* _WHAT YOU WILL DO_
Please find every line below that includes "unadjusted" and report how many there are. Nothing else is needed.
PROVIDED ENTRIES START
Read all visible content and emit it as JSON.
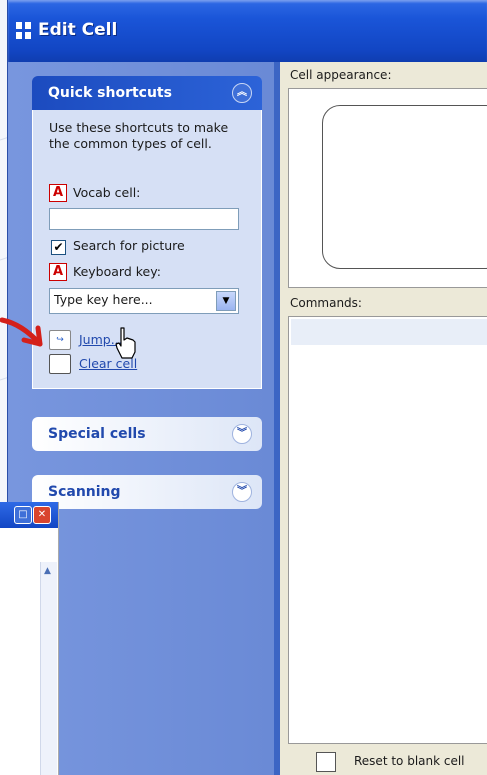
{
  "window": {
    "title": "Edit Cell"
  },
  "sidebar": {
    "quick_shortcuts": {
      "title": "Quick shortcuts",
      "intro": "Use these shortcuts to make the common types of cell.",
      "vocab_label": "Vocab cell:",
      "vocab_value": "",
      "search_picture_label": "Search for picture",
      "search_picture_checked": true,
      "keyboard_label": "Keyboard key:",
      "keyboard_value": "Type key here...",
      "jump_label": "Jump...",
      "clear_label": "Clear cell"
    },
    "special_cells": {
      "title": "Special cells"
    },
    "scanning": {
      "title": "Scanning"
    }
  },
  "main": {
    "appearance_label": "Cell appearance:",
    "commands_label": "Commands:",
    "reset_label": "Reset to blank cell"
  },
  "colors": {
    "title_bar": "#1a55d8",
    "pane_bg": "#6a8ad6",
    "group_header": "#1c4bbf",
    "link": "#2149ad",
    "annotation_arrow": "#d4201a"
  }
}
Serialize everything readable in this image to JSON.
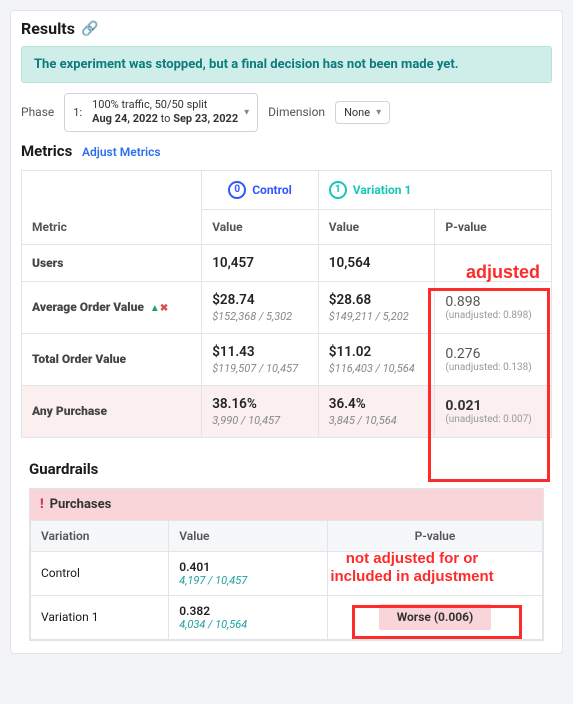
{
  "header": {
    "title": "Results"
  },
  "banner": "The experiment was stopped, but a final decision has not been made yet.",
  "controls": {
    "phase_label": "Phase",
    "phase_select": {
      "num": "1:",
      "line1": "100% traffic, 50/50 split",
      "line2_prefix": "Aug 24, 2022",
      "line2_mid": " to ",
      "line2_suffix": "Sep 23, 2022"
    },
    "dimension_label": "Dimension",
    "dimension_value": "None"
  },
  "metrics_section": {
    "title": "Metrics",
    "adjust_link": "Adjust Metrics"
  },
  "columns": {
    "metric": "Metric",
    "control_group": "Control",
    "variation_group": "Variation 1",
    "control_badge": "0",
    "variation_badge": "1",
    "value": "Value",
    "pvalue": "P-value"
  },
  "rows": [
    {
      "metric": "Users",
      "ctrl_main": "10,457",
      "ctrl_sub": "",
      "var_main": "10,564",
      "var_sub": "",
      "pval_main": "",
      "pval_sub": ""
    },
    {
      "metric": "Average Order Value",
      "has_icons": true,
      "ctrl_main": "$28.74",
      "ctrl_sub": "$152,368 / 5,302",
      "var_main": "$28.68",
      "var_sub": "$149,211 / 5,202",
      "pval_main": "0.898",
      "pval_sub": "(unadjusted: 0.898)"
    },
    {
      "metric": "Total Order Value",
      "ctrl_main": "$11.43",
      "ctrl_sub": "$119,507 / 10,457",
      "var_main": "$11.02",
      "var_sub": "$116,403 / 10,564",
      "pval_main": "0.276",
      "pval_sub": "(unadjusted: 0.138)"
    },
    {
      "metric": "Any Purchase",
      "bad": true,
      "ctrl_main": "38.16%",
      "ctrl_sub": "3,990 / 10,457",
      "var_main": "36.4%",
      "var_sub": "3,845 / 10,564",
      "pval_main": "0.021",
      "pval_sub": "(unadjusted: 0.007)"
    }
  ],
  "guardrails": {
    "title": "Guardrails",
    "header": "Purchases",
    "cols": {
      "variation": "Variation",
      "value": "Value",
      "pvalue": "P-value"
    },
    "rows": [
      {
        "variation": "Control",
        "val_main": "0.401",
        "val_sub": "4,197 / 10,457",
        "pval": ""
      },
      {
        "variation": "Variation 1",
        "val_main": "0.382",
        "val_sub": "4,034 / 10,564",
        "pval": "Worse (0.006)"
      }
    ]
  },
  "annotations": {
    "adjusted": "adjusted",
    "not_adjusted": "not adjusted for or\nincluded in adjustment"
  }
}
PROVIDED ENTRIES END
* _COMPLETED TASK_
3